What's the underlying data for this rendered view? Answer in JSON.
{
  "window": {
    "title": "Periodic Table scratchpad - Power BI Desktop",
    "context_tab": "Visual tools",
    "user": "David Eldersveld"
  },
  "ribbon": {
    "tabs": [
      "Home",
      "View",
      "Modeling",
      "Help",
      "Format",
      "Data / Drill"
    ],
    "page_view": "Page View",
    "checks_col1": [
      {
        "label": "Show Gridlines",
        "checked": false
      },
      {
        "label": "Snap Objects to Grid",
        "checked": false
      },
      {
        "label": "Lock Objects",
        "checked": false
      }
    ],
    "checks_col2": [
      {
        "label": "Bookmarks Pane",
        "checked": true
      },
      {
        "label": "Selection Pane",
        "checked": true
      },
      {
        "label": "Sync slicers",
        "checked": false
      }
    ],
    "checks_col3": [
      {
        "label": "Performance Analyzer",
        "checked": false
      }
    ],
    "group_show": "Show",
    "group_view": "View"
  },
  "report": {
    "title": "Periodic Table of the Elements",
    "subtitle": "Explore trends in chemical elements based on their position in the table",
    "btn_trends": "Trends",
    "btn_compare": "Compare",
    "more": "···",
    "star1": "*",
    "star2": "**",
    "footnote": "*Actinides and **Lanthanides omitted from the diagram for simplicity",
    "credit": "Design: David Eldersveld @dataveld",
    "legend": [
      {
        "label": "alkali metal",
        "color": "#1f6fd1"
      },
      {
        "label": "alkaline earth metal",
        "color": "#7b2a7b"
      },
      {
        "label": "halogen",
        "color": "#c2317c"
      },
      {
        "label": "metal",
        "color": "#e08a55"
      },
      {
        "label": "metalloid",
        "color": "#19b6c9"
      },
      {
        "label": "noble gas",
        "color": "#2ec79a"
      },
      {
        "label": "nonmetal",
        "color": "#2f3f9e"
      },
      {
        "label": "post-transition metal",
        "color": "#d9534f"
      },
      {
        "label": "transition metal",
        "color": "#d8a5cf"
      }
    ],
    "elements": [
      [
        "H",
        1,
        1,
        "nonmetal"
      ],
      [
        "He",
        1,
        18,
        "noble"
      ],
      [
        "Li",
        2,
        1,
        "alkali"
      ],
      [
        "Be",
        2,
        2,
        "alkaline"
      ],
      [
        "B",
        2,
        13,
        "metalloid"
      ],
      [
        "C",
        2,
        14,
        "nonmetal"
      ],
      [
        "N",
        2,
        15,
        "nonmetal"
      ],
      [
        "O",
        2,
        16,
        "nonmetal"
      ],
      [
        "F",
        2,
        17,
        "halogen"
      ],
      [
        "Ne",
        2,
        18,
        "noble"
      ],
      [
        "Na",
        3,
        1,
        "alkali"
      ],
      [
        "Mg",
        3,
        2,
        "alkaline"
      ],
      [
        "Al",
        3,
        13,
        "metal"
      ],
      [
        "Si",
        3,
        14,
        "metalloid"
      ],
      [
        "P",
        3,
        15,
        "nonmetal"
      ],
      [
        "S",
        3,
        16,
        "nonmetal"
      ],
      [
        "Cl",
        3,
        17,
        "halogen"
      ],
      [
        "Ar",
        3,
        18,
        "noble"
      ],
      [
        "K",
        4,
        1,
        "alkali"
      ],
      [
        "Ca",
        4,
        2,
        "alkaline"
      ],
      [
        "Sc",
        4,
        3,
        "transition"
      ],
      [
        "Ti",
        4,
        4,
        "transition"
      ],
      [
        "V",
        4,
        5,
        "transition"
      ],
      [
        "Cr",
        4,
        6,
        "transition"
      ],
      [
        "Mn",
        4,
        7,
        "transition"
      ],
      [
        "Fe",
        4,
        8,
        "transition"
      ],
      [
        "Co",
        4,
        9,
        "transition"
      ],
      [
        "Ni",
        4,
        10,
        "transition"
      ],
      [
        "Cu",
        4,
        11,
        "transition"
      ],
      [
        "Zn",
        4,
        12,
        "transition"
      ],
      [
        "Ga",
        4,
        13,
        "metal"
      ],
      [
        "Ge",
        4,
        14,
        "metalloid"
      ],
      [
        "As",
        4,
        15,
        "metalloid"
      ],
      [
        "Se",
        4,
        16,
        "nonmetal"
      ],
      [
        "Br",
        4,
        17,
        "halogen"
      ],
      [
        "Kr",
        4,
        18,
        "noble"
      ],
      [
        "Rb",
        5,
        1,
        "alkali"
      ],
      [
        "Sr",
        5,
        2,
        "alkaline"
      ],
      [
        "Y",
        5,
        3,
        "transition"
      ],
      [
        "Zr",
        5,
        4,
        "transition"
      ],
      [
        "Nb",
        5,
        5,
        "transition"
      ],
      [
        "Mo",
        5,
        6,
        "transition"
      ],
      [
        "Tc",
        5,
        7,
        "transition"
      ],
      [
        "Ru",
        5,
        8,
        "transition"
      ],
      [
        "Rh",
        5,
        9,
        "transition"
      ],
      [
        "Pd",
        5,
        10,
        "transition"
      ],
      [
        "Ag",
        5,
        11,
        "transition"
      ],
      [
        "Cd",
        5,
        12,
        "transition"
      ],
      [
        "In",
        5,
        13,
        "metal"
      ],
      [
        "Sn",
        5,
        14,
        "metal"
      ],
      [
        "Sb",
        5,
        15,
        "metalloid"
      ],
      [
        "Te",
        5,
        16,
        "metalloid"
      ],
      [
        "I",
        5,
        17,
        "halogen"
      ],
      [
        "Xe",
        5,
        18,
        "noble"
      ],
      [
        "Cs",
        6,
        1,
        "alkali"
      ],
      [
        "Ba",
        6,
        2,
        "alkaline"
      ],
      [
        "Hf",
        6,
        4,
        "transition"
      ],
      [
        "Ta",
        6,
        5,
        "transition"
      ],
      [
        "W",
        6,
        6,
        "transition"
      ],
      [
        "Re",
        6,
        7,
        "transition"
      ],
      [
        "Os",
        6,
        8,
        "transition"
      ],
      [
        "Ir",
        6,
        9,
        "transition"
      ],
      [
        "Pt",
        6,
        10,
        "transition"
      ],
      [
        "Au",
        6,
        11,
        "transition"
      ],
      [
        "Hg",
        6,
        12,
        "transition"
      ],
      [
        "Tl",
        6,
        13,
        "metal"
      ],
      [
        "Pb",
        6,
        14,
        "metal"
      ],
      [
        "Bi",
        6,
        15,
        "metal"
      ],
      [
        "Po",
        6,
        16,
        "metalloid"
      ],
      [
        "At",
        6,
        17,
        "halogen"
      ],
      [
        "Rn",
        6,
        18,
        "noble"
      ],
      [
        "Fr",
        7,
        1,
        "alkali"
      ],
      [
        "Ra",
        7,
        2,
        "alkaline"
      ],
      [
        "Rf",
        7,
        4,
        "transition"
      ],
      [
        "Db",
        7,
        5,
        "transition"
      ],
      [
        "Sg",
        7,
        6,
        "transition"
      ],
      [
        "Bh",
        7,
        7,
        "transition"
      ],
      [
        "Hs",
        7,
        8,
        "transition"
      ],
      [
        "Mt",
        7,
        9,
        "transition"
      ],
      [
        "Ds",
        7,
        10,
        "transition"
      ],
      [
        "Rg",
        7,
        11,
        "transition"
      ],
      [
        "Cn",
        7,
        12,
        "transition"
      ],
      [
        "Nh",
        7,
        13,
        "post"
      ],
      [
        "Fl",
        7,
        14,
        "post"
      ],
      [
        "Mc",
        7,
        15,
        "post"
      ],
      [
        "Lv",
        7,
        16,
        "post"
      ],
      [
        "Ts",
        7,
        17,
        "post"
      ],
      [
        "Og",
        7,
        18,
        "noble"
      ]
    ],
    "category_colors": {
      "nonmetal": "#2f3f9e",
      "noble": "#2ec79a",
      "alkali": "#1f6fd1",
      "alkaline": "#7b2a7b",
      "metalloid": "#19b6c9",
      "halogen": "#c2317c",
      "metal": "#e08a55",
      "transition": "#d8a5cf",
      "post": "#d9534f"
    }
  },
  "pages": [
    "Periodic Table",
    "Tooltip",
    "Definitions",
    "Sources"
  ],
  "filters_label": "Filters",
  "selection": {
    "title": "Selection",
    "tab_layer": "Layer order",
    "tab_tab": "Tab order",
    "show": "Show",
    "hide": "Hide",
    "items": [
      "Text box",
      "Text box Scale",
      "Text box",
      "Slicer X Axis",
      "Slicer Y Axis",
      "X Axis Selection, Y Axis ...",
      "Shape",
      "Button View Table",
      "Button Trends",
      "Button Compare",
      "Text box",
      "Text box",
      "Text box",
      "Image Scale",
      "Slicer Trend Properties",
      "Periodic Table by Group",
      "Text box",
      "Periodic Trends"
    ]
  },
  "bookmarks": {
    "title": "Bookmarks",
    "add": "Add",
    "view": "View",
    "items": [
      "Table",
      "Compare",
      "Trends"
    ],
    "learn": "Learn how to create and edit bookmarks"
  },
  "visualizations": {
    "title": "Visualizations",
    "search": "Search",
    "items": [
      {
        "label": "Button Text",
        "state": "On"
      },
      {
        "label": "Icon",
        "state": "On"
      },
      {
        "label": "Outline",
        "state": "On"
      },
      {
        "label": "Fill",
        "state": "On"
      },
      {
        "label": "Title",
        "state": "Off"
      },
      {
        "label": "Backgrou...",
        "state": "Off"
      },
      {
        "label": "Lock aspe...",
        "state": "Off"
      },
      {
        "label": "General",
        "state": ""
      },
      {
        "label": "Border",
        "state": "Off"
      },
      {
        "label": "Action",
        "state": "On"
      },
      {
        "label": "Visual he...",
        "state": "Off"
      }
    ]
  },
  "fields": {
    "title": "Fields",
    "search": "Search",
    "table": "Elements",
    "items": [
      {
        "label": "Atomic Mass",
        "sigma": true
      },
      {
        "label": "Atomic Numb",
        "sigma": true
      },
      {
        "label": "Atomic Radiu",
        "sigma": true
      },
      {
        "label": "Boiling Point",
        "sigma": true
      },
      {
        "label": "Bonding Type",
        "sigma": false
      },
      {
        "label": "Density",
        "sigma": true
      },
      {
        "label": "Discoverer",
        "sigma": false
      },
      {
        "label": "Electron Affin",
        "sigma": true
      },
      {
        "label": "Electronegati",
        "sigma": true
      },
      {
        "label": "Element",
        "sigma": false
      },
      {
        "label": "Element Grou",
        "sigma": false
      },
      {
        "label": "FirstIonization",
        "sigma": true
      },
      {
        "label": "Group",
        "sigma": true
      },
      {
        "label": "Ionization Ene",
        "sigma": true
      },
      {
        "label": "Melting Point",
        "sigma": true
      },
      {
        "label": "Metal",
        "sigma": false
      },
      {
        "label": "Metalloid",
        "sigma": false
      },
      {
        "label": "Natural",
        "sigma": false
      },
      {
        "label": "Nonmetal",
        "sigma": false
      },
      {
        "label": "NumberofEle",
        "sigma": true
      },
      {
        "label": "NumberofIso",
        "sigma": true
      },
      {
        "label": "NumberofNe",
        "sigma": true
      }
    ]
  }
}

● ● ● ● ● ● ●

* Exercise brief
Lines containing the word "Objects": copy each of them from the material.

* Output for this exercise
        "label": "Snap Objects to Grid",
        "label": "Lock Objects",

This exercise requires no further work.